I am encouraged that rather than waiting, some airlines are themselves getting into the fuel supply business. British Airways, QANTAS, Alitalia, KLM and ten American carriers are at various stages of development in this area.
Paul Steele will elaborate on the next steps in the development of biofuels later today. But there are two final thoughts on the topic that I would like to leave with you.
The first is the tremendous potential for sustainable biofuels in Asia. Jatropha and camelina grow almost anywhere. Projects that turn municipal waste into jet fuel are possible and could take place in cities across this region. And Asia has a lot of places which could accommodate algae production. For countries dependant on oil imports this could be an enormous economic opportunity to supply fuel needs locally.
I am particularly pleased to see that Air China, Boeing and Petro China are working together on a biofuels program, starting with test flights over the Pacific. With the resources of the companies involved, this is a significant step forward.
The second thought is that we need to do a much better job of convincing governments to encourage the development of sustainable biofuels for aviation with appropriate fiscal and legal incentives—the positive economic measures that are part of our four-pillar strategy. And let me be clear, this is not a plea for handouts, but for strategic decisions to support investments that foster the growth of green economies that include aviation.
So we have our work cut out for us. But as I said at the beginning of my presentation we have a good story to tell and one that is supported by impressive results.
Our success will be critical to ensuring the industry’s future, which must be built on a foundation of environmental responsibility and sustainable development.

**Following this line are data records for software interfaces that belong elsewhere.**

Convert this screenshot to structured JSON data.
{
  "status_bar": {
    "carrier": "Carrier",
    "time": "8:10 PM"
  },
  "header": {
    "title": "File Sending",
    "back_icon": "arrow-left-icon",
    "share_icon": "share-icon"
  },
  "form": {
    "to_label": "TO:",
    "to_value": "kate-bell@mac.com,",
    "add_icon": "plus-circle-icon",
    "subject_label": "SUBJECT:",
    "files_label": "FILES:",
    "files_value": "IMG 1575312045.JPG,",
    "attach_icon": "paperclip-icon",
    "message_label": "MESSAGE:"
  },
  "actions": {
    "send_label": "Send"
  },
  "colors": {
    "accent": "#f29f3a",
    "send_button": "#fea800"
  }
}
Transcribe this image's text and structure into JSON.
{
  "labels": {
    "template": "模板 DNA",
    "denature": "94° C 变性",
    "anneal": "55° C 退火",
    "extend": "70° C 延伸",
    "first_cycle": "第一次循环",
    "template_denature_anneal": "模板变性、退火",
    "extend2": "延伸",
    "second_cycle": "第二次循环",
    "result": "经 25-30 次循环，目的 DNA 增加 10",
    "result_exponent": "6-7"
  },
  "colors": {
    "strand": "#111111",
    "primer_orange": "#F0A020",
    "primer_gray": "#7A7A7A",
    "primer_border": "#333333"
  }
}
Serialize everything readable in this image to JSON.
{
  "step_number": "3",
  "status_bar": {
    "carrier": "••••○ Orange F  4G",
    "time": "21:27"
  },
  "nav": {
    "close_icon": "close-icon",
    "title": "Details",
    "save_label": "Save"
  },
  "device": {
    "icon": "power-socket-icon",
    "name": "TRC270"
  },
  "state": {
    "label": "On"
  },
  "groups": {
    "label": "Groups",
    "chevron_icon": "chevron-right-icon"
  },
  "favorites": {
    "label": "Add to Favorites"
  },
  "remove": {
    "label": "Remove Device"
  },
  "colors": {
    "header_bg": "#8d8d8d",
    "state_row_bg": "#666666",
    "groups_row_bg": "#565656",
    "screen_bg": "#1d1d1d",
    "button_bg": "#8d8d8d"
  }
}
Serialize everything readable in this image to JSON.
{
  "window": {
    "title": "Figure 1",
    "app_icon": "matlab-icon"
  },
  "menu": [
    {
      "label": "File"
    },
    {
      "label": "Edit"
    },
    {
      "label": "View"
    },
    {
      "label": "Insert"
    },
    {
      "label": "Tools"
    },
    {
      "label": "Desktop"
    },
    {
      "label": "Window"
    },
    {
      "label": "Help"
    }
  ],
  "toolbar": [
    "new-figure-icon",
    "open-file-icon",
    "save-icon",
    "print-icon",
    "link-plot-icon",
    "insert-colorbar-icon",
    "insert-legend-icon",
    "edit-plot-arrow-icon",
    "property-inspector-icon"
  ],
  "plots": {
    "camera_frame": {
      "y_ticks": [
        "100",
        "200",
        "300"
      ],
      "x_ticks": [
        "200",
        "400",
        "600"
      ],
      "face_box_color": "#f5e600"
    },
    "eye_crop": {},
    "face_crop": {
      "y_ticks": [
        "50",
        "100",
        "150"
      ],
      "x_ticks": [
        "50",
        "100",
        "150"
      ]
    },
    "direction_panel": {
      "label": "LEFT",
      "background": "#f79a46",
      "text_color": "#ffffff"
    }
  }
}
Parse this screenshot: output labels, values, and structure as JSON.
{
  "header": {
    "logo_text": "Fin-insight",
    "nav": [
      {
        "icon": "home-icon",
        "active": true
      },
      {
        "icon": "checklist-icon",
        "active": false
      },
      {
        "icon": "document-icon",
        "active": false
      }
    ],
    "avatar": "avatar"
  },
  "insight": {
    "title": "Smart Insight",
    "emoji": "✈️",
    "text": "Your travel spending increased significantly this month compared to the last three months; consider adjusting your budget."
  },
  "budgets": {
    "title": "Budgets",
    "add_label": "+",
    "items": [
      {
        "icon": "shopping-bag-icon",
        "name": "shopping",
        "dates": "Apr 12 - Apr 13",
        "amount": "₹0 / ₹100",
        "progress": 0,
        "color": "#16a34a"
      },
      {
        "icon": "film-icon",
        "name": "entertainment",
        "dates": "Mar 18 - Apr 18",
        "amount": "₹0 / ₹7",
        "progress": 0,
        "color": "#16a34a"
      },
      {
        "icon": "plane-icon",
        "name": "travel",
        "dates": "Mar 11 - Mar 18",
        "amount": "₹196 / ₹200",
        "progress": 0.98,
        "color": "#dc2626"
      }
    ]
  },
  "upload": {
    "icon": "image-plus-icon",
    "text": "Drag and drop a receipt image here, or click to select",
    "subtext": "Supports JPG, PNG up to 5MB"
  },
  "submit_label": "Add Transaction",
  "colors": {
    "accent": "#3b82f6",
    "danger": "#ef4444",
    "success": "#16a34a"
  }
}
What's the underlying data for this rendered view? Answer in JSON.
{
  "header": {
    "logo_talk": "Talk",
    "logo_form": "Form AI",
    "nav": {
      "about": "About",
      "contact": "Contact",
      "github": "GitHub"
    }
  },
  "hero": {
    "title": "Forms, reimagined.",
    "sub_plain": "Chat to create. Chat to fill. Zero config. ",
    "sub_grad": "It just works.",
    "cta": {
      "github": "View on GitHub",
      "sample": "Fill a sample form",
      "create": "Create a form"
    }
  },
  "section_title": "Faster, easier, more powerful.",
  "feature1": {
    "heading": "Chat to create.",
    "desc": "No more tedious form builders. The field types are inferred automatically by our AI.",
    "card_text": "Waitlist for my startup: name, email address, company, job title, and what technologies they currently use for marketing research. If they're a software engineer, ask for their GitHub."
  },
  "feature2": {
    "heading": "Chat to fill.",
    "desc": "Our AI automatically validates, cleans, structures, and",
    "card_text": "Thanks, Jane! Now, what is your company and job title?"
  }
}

And part of the secret to success is our ability to communicate our good work. There is no doubt that the inability to expand Heathrow is related to the mistaken belief that aviation is a dirty industry. But it is taking time to correct that perception. And in the meantime, development is stunted and connectivity suffers.
I am impressed that the debate in Hong Kong on the third runway, while taking into consideration its environmental impact, has been rational and factual. I fully believe that the third runway is vital to protect Hong Kong’s hub status and support economic prosperity. And with all the measures that the industry is taking, I am convinced that it can operate under environmentally responsible principles. We need to keep this momentum in Asia—so that we don’t lose the high ground that has kept most governments in the region focused on using aviation as an engine for sustainable growth.
IATA has an important part to play in driving aviation’s approach to environment. It is one of our top priorities and I am certainly proud of IATA’s role as a catalyst for some of the good work that is being done. Of course, the long-term sustainability of all of these efforts is dependant on strong partnerships held together by a common vision.
The industry’s value chain is united around targets and a strategy. But to deliver positive economic measures, technology improvements, more efficient infrastructure and better operations we need governments to be much more proactive stakeholders and real partners.
At the COP-17 meeting in Durban this December we will be reporting our outstanding efforts on the environment. Alongside this we will send a clear signal to governments to work even more closely together. First and foremost, this must be through ICAO at the global level to set a strategic framework, including one for economic measures. But also individually at a local level to implement programs and provide incentives that safeguard aviation’s vital function as an engine and catalyst of sustainable development.